Covid-19: What you need to know today
It would be alright if Covid fatigue involved merely how people feel; unfortunately, this also extends to how people behave, and it is behaviour that puts them and others at risk.
On June 21 (Dispatch 87), I wrote: “So, bored, tired, lonely perhaps, and physically, mentally, and emotionally weary, we let things slip. And the virus wins.”
There’s a term for this,pandemic fatigue , and as the second wave roils Europe, and the third the US, everyone is talking about it.
“Pandemic fatigue is real — and it’s spreading.” That’s in Tuesday’s Wall Street Journal. “Sick of Covid-19? Here’s why you might have pandemic fatigue.” That’s in the conversation.com from October 23. “As the Coronavirus surges, a new culprit emerges: Pandemic fatigue.” That’s from October 17’s New York Times.
And on Monday, World Health Organization (WHO) director general Tedros Adhanom Ghebreyesus spoke of pandemic fatigue. “Working from home, children being schooled remotely, not being able to celebrate milestones with friends and family or not being there to mourn loved ones — it’s tough and the fatigue is real,” he said.
The problem has become serious enough for WHO to, earlier in October, release a document titled “Pandemic fatigue: Reinvigorating the public to prevent Covid-19”. In the document, WHO actually defined pandemic fatigue.
“Pandemic fatigue is... demotivation to follow recommended protective behaviours, emerging gradually over time and affected by a number of emotions, experiences and perceptions,” the document said.
It “is expressed through an increasing number of people not sufficiently following recommendations and restrictions, decreasing their effort to keep themselves informed about the pandemic, and having lower risk perceptions related to Covid-19,” the document added.
It would be alright if Covid fatigue involved merely how people feel; unfortunately, this also extends to how people behave, and it is behaviour that puts them and others at risk. Still worse, because their behaviour is directly correlated with a rise in infections, governments may be forced to react by imposing restrictions on movement and activities, even a partial lockdown (most countries are very averse to going down the total or hard lockdown path again). And when this happens, a population that is already in the grip of pandemic fatigue is unlikely to listen. That’s happening in Europe and the US, and it is happening in India too.
So, what should governments and administrators do? As WHO’s DG put it on Monday: “We cannot give up… Leaders must balance the disruption to lives and livelihoods with the need to protect health workers and health systems as intensive care fills up.”
Enforcement may not work in all cases and may end up being counterproductive.
The problem will be familiar to behavioral economists, though. In 2012, Niranjan Rajadhyaksha, then Mint’s executive editor, wrote an article titled “How behavioural science can reduce deaths on railway tracks”.
In the article, Rajadhyaksha detailed how Final Mile Consulting, a firm headed by Biju Dominic that used behavioural economics, cognitive neurology and anthropology to shape people’s behaviour, did this in one part of Mumbai – “The Final Mile team hung around the most lethal crossings for several weeks, melting into the crowd,” says Dominic, “like method actors living the character.”

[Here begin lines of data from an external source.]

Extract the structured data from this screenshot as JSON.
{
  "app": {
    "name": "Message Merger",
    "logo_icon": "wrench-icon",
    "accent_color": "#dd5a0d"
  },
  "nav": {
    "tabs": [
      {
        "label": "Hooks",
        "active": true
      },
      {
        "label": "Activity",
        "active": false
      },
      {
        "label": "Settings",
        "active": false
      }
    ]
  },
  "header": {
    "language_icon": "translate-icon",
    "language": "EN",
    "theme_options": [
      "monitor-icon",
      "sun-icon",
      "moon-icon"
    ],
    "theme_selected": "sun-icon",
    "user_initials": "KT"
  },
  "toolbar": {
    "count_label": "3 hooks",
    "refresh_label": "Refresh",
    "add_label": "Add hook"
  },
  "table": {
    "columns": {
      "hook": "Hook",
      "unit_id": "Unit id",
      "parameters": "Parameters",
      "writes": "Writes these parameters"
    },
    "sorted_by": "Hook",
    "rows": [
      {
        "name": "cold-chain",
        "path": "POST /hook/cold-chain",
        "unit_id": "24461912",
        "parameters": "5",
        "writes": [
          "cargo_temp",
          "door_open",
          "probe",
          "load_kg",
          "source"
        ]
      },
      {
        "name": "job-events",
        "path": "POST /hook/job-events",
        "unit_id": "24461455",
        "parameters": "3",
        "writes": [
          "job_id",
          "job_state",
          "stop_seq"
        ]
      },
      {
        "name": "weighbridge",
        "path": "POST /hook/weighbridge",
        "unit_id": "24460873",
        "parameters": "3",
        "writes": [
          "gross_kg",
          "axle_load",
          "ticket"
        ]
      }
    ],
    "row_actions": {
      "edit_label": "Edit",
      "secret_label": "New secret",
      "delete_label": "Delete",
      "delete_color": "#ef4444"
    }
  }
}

“They quickly noticed that the people crossing the tracks were overconfident, one of the biases that behavioural scientists say are hard-wired into our brains, the same bias that ensures that equity analysts overestimate corporate earnings or cigarette smokers refuse to believe they can be struck down by cancer” Rajadhyaksha wrote.
It’s the same overconfidence that makes people believe that they are unlikely to contract Covid-19, or assume that they are safe because most people who do get infected are either asymptomatic or experience only mild symptoms.
I won’t tell you how Final Mile solved the rail crossing problem. You can read about it yourself by scanning the QR code with this column.
The WHO document actually has some interesting pointers for administrators on how to “allow people to live their lives, but reduce the risk” — for it is the disruption to their lives that is perhaps the biggest contributor to pandemic fatigue. This involves: differentiating “between lower-risk and higher-risk activities”; guidelines on carrying “on with life while reducing the risk of transmission”; proactively planning for “end-of-the-year celebrations”; avoid cancelling all cultural events and find “creative solutions” to host them; and “avoid judgment and blame.” It’s always toughest to protect people from themselves.